Exercise = Which lines of the data hold the word "Downlink"? Copy all of them.

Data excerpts
<<<<
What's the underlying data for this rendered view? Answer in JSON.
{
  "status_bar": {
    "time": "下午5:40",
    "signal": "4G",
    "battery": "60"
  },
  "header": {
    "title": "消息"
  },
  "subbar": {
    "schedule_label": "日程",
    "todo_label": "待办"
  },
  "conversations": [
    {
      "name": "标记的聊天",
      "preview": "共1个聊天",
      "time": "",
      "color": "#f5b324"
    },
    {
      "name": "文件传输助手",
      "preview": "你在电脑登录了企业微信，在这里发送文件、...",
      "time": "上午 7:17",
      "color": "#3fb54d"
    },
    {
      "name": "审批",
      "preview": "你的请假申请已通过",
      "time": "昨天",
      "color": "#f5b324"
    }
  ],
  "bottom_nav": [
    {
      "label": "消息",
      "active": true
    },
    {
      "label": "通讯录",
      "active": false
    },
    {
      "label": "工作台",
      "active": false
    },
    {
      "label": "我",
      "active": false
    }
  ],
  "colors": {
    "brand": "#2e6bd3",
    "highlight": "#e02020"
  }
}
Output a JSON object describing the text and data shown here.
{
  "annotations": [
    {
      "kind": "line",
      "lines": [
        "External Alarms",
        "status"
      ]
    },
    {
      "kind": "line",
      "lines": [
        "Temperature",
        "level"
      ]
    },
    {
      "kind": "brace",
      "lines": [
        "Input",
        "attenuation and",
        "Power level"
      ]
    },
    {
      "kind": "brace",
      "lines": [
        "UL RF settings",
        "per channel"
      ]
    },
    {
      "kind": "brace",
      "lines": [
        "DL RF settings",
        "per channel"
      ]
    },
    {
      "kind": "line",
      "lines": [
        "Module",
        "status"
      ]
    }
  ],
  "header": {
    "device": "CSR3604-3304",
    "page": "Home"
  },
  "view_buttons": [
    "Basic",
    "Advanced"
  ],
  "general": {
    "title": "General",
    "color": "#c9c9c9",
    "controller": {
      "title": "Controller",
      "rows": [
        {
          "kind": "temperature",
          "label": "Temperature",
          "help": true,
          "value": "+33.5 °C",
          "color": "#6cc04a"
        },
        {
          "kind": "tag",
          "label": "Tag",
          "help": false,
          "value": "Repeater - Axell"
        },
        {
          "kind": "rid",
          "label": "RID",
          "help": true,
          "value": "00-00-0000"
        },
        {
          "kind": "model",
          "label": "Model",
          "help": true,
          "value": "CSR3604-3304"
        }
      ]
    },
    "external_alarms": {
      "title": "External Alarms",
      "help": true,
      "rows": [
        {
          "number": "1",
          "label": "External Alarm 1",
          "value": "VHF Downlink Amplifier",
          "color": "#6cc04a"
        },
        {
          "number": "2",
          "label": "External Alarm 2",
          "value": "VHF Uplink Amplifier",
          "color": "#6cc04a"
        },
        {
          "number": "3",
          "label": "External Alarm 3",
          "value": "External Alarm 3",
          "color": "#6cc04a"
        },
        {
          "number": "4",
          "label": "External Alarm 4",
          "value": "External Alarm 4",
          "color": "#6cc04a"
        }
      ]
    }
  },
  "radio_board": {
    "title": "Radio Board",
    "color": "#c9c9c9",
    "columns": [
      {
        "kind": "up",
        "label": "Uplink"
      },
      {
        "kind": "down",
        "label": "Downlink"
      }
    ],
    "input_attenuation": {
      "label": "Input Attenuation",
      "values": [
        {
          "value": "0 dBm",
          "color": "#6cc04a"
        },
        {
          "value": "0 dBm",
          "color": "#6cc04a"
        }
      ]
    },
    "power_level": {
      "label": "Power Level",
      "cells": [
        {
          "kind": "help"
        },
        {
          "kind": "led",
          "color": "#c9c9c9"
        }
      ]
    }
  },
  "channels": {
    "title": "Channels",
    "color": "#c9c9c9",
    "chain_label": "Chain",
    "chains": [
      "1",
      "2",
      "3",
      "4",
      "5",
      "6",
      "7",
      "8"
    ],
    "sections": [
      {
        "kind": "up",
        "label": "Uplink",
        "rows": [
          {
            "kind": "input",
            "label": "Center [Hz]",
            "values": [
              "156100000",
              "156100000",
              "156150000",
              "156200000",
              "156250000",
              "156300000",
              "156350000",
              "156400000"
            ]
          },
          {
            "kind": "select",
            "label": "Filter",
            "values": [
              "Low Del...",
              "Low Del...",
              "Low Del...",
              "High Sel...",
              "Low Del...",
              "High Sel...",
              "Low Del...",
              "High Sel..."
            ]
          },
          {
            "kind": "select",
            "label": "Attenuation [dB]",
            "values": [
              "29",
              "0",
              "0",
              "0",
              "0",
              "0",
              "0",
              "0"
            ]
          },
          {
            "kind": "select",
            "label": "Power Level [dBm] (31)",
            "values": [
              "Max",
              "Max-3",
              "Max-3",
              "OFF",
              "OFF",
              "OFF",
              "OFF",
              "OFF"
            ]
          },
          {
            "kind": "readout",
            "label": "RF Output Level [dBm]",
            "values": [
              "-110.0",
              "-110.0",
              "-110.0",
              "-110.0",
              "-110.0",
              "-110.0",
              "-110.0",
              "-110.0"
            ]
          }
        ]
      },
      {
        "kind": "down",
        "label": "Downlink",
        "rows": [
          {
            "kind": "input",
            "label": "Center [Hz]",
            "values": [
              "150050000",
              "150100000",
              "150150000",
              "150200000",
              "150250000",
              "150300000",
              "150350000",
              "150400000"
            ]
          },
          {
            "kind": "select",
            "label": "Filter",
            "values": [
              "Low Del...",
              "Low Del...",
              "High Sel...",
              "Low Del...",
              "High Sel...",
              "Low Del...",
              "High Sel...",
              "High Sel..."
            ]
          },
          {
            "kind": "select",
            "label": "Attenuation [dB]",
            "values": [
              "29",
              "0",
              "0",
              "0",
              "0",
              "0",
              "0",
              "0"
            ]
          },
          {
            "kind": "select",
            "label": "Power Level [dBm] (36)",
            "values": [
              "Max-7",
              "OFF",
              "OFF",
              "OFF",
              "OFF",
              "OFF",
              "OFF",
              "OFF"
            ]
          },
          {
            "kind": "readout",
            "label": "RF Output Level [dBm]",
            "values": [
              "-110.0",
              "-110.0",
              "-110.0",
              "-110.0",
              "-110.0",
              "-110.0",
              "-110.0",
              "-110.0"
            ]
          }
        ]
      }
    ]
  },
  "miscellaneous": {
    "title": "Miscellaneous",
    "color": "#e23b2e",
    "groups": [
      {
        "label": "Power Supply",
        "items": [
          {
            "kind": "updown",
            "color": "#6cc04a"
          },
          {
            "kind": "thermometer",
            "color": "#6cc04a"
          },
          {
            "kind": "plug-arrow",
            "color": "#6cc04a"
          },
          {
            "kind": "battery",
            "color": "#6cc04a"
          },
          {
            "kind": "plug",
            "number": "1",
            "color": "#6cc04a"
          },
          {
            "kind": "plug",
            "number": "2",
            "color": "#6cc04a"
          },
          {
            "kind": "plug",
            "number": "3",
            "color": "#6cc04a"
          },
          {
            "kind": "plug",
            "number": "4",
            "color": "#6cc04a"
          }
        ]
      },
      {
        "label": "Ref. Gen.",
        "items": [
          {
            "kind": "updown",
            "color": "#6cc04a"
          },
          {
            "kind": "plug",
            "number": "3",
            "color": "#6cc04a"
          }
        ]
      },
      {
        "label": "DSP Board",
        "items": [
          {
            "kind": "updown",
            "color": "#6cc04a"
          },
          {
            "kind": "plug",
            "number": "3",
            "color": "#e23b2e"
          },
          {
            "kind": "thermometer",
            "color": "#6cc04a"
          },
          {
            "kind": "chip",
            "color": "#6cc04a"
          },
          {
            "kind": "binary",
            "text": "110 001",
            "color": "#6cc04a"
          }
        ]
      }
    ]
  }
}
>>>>
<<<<
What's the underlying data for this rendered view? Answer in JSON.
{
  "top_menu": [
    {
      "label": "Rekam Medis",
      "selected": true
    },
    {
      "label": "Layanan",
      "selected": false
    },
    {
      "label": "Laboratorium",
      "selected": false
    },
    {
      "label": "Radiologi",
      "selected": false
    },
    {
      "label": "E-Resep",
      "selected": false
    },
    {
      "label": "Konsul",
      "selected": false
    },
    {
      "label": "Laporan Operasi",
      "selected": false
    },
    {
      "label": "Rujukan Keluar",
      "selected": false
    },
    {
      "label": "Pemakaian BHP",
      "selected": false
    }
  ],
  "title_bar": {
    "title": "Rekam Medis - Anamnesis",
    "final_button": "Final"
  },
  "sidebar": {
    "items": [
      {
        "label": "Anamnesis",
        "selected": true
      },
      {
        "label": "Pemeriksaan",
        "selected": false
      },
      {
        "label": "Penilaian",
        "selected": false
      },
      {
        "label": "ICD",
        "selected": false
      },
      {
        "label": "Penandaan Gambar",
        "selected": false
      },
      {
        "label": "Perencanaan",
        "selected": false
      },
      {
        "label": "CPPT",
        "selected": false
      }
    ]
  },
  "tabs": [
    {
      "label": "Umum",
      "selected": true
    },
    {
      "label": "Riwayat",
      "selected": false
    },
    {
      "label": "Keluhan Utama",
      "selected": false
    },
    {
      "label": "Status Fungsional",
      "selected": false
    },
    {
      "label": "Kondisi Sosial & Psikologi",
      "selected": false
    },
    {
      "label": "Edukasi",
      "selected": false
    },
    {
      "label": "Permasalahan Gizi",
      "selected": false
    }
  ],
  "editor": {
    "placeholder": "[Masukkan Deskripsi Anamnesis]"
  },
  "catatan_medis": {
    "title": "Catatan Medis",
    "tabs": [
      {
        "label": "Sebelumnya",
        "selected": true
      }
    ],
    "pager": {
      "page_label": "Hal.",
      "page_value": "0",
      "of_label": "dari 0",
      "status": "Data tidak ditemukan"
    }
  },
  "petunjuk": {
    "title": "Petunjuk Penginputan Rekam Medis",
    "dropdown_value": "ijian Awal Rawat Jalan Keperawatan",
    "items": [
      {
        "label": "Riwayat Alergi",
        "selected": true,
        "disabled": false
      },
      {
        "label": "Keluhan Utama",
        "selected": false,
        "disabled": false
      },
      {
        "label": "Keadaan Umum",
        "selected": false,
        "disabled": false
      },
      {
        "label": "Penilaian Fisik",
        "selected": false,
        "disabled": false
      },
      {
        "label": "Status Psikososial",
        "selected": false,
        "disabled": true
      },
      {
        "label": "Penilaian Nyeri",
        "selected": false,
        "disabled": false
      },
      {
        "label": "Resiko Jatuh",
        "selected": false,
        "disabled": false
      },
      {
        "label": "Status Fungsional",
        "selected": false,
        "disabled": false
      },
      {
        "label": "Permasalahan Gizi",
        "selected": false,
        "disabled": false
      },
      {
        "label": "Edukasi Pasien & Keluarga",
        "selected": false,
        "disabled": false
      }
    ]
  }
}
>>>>
Result of the task =
          "value": "VHF Downlink Amplifier",
        "label": "Downlink"
        "label": "Downlink",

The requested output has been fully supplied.